The caboose award must then be given to Robert Kiyosaki, who came in a close 2nd for least favorite, middle of the pack for every other category. I’ll leave you with this quote from a voter, one of the several hundred who responded: “It’s hard to listen to a guru who is more interested in helping his own bank account than helping you.” Hmmm…

Versus Personal Finance Blogger Results

We did a poll with readers (you all) and with bloggers [4] because we wanted to see how the two differed. Bloggers tend to spend more of their time reading and being involved in personal finance on a daily basis (this is a gross generalization, I admit) and we wanted to see how their opinions differed from the more casual personal finance aficionado. What did not surprise me was that Liz Weston and Ramit Sethi won all of the favorable categories because they’re the two gurus most involved in the personal finance community. They are both the “closest” to bloggers themselves, as neither has radio or television shows.

I was also surprised to learn that Suze Orman was the least favorite among readers.

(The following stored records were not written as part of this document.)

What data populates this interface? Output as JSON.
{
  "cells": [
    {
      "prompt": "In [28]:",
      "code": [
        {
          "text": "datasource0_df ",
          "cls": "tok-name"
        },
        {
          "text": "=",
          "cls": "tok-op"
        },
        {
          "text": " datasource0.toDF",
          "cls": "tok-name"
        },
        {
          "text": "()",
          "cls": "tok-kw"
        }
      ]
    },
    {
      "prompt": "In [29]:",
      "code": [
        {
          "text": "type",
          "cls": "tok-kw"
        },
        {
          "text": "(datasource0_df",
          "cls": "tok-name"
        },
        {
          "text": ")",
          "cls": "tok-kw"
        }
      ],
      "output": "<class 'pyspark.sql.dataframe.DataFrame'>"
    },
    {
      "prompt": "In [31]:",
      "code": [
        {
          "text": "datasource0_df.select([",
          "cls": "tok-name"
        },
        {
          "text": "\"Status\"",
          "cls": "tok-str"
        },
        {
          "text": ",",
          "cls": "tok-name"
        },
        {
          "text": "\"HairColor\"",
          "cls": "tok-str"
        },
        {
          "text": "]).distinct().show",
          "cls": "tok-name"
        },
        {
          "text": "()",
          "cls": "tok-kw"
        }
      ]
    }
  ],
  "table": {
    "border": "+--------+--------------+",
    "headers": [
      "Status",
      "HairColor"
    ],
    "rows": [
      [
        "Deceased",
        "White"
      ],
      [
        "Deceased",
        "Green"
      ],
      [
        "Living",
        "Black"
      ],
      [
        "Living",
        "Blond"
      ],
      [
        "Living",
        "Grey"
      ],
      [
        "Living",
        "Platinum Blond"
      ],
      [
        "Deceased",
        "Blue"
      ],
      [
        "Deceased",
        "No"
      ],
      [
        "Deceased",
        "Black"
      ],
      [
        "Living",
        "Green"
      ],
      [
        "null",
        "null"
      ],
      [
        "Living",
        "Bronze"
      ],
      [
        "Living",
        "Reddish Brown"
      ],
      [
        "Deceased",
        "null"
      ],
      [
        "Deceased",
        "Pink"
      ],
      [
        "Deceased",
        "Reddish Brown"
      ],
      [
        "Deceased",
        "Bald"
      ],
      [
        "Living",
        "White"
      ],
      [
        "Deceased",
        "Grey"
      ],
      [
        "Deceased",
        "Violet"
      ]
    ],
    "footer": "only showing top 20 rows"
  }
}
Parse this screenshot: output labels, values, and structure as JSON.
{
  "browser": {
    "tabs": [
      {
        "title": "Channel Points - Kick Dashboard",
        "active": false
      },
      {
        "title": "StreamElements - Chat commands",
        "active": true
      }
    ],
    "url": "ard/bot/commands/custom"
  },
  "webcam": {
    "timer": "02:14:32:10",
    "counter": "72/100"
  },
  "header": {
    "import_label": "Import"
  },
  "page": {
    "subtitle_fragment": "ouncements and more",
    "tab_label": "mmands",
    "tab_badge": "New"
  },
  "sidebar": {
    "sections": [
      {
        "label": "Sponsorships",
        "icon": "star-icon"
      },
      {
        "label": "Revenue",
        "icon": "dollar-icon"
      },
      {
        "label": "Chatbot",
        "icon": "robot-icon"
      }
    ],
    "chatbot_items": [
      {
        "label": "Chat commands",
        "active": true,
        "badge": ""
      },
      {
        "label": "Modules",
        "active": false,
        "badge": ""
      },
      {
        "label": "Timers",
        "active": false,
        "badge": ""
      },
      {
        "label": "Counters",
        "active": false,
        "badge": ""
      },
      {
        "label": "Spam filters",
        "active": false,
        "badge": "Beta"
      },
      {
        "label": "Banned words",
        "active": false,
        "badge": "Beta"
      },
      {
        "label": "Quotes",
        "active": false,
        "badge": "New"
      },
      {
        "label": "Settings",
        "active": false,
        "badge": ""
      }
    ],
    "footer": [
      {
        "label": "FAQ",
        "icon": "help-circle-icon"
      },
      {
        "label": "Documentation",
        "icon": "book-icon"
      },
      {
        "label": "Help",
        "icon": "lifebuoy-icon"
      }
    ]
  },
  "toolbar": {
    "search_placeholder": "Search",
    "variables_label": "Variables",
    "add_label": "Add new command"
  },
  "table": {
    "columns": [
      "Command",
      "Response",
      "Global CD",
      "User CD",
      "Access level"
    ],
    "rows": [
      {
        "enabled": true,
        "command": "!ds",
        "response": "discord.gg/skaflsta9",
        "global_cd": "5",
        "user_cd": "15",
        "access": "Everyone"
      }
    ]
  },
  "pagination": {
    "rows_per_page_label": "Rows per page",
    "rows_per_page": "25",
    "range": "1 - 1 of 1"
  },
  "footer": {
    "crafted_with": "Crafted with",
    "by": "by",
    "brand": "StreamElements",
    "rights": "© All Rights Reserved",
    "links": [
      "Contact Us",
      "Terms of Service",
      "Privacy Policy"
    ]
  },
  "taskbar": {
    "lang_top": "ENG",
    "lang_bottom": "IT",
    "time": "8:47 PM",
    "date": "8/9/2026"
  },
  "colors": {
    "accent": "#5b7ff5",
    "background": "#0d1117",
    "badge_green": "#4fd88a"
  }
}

Her style can be abrasive but tough love works, which is why she was also up there for many of the other positive categories. (She also took third in overall favorite!) I knew she’d be disliked by bloggers, given the spat over her prepaid cards, but the fact that so many readers disliked her a minor shock. My guess was that Robert Kiyosaki would’ve taken the least favorite guru, but he was edged out.


I wanted to call out a few names that were frequently seen as write-in responses. The first is Jim Cramer. We debated putting Jim Cramer into the poll but we felt he was close to an investing guru/prognosticator and less of a personal finance guru. You could argue the same for Robert Kiyosaki but at least Kiyosaki’s original Rich Dad Poor Dad was more personal finance than real estate investing.

Another name we saw was Ric Edelman and to be perfectly honest, I didn’t know who he was when we were picking names for the guru poll. He may make it into next year’s poll since he meets all of the qualifications.

Thanks again for voting in the poll, I’d be curious to hear what you thought about the results!